The announcement was made ahead of the annual National People’s Congress (NPC) in Beijing.

China has been modernizing its armed forces recently as its economy expands.


Its announced defense budget remains smaller than that of the United States.
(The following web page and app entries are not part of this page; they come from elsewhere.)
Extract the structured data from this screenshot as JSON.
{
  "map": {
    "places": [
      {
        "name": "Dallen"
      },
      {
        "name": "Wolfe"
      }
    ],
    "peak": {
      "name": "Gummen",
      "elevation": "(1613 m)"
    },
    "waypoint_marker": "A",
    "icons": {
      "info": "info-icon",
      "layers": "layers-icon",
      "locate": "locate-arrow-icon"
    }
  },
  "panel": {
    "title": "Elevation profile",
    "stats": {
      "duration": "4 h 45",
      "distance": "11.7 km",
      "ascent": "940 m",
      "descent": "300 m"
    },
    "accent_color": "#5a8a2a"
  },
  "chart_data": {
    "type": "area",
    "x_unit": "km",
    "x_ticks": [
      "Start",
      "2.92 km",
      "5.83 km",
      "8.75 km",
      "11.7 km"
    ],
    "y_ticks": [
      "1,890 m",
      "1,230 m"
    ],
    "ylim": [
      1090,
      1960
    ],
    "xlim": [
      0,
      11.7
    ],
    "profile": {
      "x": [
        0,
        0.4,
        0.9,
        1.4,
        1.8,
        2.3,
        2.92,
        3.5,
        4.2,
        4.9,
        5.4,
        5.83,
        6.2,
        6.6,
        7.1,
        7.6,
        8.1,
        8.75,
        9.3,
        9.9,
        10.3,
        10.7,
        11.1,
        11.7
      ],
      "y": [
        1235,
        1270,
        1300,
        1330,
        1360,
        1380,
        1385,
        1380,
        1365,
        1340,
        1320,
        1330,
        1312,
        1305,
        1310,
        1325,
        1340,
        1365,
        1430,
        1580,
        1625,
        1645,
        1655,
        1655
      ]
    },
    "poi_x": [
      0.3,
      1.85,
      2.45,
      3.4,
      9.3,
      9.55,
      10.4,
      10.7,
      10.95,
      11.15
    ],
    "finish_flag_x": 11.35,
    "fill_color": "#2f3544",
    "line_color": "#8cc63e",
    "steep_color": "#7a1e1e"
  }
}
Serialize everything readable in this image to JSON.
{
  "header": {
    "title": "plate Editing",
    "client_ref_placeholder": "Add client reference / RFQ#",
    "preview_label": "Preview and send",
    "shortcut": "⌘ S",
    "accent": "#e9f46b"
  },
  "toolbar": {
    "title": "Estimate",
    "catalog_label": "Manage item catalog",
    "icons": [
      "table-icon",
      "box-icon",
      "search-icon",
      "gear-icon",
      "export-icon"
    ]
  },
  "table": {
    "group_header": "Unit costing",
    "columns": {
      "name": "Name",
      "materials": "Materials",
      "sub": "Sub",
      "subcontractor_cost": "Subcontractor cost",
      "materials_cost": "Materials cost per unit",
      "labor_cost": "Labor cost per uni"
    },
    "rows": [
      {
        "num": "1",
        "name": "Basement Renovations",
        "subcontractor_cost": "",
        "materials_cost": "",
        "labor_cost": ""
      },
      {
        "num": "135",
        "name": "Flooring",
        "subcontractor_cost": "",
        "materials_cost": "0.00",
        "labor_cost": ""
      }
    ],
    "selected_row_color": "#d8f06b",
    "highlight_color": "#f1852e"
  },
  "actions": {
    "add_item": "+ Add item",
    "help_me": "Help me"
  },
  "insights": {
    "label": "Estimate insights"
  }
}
But many observers argue the real figure could be much higher.

China’s announcement marks the second consecutive year that the increase in its defense spending has been below 10% following nearly two decades at or above that figure.

It means that total spending will account for about 1.3% of China’s projected GDP in 2017, the same level as in recent years, said government spokeswoman Fu Ying.

The precise figure for China’s military spending will be provided by PM Li Keqiang when he addresses the NPC on March 5.

Earlier this week, President Trump said he was seeking to boost defense spending by 9% in his proposed budget for 2018.

China’s military build-up – and projection of naval power – has caused concerns in the region, where it has taken an increasingly assertive stance in territorial disputes.

Beijing has been building artificial islands on reefs in waters also claimed by other nations in the South China Sea.

Pictures published in 2016 show military defenses on some islands, a think-tank says.

Defending its right to build, China has said in the past that it has no intention of militarizing the islands, but has acknowledged building what it calls necessary military facilities for defensive purposes.

There have been sporadic incidents between American and Chinese ships in the South China Sea. At the end of 2016, a Chinese ship seized a US navy underwater drone off the Philippines, but later agreed to return it.

Chinese ships have also been involved in clashes and stand-offs with ships from Vietnam and the Philippines.

Japan signed off a record defense budget in December 2016 in the face of territorial disputes with China in the East China Sea and North Korea’s nuclear and missile threats.

In Beijing, Fu Ying said on March 4 that China advocated “dialogue for peaceful resolutions, while at the same time, we need to possess the ability to defend our sovereignty and interests”.